The EU said on Sunday that Kiev's government has "no grounds in reality".
Stefan Fuele, EU enlargement chief, said on Twitter that he told Ukraine's first deputy Prime Minister Serhiy Arbuzov that the bloc would discuss a trade agreement, if Ukraine's government showed a commitment to sign it.
But Fuele said he has not heard back, so negotiations remain on hold.
US senators John McCain and Christopher Murphy met with Ukraine's President Viktor Yanukovich on Sunday - after addressing the pro-EU crowds in Independence Square.
"The way towards change goes through peaceful protest," Murphy told the cheering crowds. "And in America we stand in awe of the fact that, despite the violence on the square you have remained peaceful in support of change."
McCain, a veteran of rabble-rousing US politics, told protesters that they were right to look to the west.
"I am a Republican, Senator Murphy is a Democrat - we are here together speaking for the American people in solidarity with you," he said.
"And the destiny you seek lies in Europe. Ukraine will make Europe better, and Europe will make Ukraine better... People of Ukraine, this is your moment. This is about you, no-one else. This is about the future you want for your country, this is about the future you deserve. A future in Europe. A future of peace. The free world is with you. America is with you.
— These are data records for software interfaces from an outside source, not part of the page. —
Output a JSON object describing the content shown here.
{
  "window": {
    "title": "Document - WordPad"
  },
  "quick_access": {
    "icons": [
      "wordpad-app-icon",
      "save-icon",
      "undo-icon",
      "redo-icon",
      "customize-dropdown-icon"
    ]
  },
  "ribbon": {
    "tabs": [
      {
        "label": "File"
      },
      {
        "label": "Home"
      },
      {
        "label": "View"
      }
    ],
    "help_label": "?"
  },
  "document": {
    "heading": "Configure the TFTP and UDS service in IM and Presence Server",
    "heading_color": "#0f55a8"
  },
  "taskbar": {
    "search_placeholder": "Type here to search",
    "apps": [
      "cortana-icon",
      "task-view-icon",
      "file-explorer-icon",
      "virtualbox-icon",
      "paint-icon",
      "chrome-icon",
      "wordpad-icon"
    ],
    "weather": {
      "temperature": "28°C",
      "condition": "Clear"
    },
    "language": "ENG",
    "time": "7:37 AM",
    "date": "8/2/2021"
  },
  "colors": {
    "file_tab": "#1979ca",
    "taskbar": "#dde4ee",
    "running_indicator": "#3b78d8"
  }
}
I am with you."
Meawhile, tensions are expected to mount yet further, as authorities organised a mass demonstration to counter the opposition's rally.
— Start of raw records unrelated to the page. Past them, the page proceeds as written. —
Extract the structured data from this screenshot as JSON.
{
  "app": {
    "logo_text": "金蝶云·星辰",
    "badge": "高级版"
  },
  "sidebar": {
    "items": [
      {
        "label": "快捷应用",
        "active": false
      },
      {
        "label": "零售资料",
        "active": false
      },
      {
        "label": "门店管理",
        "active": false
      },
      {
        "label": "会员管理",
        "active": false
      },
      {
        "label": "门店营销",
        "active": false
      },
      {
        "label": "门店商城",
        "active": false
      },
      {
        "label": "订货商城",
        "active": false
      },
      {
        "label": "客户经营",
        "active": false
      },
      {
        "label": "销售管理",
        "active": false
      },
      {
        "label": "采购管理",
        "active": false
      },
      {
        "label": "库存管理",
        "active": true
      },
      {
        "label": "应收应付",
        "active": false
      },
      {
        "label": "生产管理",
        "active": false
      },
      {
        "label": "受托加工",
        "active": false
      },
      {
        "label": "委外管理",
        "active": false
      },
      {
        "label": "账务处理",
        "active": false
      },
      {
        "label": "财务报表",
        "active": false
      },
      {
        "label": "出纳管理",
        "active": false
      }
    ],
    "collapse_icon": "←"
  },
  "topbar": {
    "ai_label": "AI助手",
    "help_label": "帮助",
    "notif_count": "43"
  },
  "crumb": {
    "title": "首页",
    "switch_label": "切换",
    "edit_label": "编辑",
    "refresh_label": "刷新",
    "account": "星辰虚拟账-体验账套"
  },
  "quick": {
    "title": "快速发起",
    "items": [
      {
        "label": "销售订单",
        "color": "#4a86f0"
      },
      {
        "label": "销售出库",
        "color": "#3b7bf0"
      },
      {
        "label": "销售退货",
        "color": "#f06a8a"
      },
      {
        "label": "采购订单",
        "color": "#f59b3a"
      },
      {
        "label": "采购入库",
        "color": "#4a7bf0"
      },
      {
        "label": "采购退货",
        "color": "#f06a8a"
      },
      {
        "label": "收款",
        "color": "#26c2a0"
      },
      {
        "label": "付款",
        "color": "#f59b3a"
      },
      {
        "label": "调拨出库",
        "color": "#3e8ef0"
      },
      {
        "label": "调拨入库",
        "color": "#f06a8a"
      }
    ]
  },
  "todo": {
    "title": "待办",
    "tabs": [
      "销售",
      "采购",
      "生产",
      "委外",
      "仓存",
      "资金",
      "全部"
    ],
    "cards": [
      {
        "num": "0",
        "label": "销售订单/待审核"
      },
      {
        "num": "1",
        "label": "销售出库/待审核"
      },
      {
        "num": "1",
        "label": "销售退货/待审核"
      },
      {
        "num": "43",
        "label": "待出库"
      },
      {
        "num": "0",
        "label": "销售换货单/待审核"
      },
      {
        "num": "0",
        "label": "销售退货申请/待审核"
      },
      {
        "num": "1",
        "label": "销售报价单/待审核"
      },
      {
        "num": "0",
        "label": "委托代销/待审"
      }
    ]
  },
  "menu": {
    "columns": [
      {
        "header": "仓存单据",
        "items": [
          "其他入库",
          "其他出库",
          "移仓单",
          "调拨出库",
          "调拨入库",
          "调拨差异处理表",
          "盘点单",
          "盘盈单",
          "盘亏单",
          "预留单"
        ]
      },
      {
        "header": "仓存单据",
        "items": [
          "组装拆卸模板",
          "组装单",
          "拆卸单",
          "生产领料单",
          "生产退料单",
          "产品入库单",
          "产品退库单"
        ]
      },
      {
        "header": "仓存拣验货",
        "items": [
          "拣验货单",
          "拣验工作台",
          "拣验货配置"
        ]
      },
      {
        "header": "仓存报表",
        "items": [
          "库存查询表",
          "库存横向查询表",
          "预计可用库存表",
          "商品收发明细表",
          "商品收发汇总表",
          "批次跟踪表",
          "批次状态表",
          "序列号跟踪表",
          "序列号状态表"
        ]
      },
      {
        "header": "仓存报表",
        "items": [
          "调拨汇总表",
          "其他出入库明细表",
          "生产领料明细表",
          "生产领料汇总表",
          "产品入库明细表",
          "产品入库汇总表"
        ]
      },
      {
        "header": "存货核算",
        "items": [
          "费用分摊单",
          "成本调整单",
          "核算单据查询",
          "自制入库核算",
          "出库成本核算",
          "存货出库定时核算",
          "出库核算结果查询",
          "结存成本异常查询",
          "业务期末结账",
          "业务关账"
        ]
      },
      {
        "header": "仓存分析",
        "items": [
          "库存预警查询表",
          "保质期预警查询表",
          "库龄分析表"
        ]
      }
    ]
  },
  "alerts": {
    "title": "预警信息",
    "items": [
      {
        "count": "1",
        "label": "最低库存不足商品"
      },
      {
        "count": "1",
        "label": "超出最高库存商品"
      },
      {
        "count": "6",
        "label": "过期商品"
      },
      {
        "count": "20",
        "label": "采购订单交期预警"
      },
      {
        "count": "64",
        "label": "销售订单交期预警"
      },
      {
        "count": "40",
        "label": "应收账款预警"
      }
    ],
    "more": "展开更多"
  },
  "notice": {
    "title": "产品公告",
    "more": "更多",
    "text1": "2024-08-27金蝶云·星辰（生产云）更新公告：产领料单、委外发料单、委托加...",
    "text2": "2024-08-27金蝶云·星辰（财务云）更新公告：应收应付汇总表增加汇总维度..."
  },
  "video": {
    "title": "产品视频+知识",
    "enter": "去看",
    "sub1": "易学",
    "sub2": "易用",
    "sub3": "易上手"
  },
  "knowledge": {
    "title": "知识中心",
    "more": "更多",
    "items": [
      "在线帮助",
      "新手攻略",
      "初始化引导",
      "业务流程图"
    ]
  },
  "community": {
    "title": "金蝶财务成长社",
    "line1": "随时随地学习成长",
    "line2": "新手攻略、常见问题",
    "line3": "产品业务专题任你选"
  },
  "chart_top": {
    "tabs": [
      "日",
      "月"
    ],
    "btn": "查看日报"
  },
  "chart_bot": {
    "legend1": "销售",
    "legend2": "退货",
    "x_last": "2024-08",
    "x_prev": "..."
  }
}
They too vowed to hold a "non-stop protest" and said they would bus thousands of Yanukovich supporters from the provinces to a park near the opposition camp.
Protesters have remained in Independence Square in the capital Kiev since Yanukovich turned down the EU trade deal in favour of fostering closer ties with Russia.
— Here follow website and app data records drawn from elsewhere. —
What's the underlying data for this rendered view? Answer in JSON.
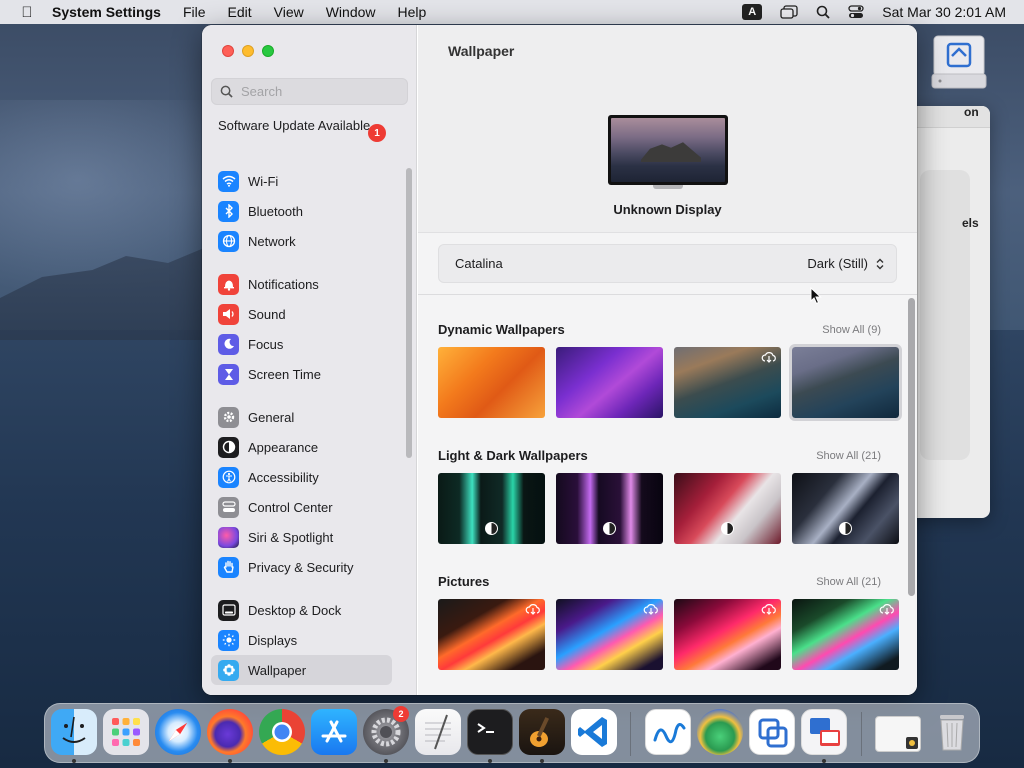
{
  "menubar": {
    "app_name": "System Settings",
    "menus": [
      "File",
      "Edit",
      "View",
      "Window",
      "Help"
    ],
    "input_source": "A",
    "clock": "Sat Mar 30  2:01 AM"
  },
  "background_window": {
    "title_fragment": "on",
    "text_fragment": "els"
  },
  "sidebar": {
    "search_placeholder": "Search",
    "software_update": "Software Update Available",
    "update_badge": "1",
    "items": [
      {
        "label": "Wi-Fi",
        "icon": "wifi-icon",
        "color": "#1a84ff"
      },
      {
        "label": "Bluetooth",
        "icon": "bluetooth-icon",
        "color": "#1a84ff"
      },
      {
        "label": "Network",
        "icon": "globe-icon",
        "color": "#1a84ff"
      },
      {
        "label": "Notifications",
        "icon": "bell-icon",
        "color": "#f0433a"
      },
      {
        "label": "Sound",
        "icon": "speaker-icon",
        "color": "#f0433a"
      },
      {
        "label": "Focus",
        "icon": "moon-icon",
        "color": "#5e5ce6"
      },
      {
        "label": "Screen Time",
        "icon": "hourglass-icon",
        "color": "#5e5ce6"
      },
      {
        "label": "General",
        "icon": "gear-icon",
        "color": "#8e8e93"
      },
      {
        "label": "Appearance",
        "icon": "appearance-icon",
        "color": "#1d1d1f"
      },
      {
        "label": "Accessibility",
        "icon": "accessibility-icon",
        "color": "#1a84ff"
      },
      {
        "label": "Control Center",
        "icon": "control-center-icon",
        "color": "#8e8e93"
      },
      {
        "label": "Siri & Spotlight",
        "icon": "siri-icon",
        "color": "#b44fd9"
      },
      {
        "label": "Privacy & Security",
        "icon": "hand-icon",
        "color": "#1a84ff"
      },
      {
        "label": "Desktop & Dock",
        "icon": "dock-icon",
        "color": "#1d1d1f"
      },
      {
        "label": "Displays",
        "icon": "sun-icon",
        "color": "#1a84ff"
      },
      {
        "label": "Wallpaper",
        "icon": "wallpaper-icon",
        "color": "#35aaf0"
      }
    ]
  },
  "content": {
    "title": "Wallpaper",
    "display_name": "Unknown Display",
    "wallpaper_name": "Catalina",
    "wallpaper_mode": "Dark (Still)",
    "sections": [
      {
        "title": "Dynamic Wallpapers",
        "show_all": "Show All (9)"
      },
      {
        "title": "Light & Dark Wallpapers",
        "show_all": "Show All (21)"
      },
      {
        "title": "Pictures",
        "show_all": "Show All (21)"
      }
    ]
  },
  "dock": {
    "apps": [
      "Finder",
      "Launchpad",
      "Safari",
      "Firefox",
      "Chrome",
      "App Store",
      "System Settings",
      "TextEdit",
      "Terminal",
      "GarageBand",
      "Visual Studio Code",
      "Freeform",
      "Preview",
      "Migration Assistant",
      "Screen Sharing",
      "Downloads",
      "Trash"
    ],
    "settings_badge": "2"
  }
}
Both US and European politicians have shown their support for the opposition's cause.
McCain flew to Kiev on Saturday for meetings with former boxing champion Vitali Klitschko, head of the Ukrainian Democratic Alliance for Reform party (UDAR), nationalist leader Oleg Tyagnybok and Arseniy Yatsenyuk, the head of Yulia Tymoshenko's party.
He praised the protests as "an incredible show of patriotism".
President Yanukovich is under pressure to choose to align Ukraine with the West or with a Russian-led Customs Union.
He will travel to Moscow next week to meet with Russian President Vladimir Putin.
Ukrainian Prime Minister Mykola Azarov said on Sunday he hopes for a cheaper price for deliveries of Russian gas to Ukraine to emerge from the meeting, Interfax news agency reported.
"The price for Ukraine can be set at the level of average European prices," Azarov told TV broadcaster Inter in a late evening interview, according to Interfax-Ukraine.
This normally means a price of around $370-380 per 1,000 cubic metres - less than the $400 which Kiev pays now.